=== Directions ===
Count the lines of the data that have the word "nickname", then report the number without anything else.

(Records from a data collection)
——

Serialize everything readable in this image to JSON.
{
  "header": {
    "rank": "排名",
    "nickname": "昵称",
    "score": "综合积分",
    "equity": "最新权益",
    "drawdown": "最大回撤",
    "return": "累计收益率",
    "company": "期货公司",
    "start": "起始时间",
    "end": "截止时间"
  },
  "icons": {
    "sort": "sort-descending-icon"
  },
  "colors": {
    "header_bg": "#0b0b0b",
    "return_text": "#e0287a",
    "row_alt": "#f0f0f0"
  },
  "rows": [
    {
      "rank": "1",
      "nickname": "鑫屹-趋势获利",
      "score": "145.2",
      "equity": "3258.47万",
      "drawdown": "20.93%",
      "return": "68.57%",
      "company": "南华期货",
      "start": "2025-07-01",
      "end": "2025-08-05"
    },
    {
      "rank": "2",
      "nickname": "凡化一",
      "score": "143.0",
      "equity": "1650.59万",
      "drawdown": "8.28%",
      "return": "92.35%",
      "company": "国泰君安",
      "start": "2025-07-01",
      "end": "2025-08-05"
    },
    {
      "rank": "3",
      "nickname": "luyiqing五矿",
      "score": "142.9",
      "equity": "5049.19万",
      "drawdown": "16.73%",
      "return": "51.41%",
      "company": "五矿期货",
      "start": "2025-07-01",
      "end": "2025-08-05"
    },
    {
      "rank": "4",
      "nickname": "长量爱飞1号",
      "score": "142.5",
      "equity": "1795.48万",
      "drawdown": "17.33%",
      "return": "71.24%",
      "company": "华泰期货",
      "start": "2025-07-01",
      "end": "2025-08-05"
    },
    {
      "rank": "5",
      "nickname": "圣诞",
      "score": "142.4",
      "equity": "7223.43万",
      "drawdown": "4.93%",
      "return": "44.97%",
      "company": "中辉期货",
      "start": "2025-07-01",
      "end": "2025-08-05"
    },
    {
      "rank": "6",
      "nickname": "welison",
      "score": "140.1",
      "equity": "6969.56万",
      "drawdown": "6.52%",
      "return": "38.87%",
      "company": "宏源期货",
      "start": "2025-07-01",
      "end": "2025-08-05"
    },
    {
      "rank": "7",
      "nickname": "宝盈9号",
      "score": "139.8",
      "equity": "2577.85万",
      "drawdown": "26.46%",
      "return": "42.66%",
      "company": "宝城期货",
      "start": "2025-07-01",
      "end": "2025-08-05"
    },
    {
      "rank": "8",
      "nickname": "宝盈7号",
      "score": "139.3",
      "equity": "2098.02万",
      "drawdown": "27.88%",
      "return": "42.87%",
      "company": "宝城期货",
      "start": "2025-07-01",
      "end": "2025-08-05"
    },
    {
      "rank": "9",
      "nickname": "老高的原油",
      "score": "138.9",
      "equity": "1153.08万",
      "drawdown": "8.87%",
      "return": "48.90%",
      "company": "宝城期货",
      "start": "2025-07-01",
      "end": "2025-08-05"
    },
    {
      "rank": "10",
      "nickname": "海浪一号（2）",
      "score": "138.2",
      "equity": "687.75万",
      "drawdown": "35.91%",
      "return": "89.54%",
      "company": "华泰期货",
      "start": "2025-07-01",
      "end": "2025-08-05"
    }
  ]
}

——

=== Output below ===
11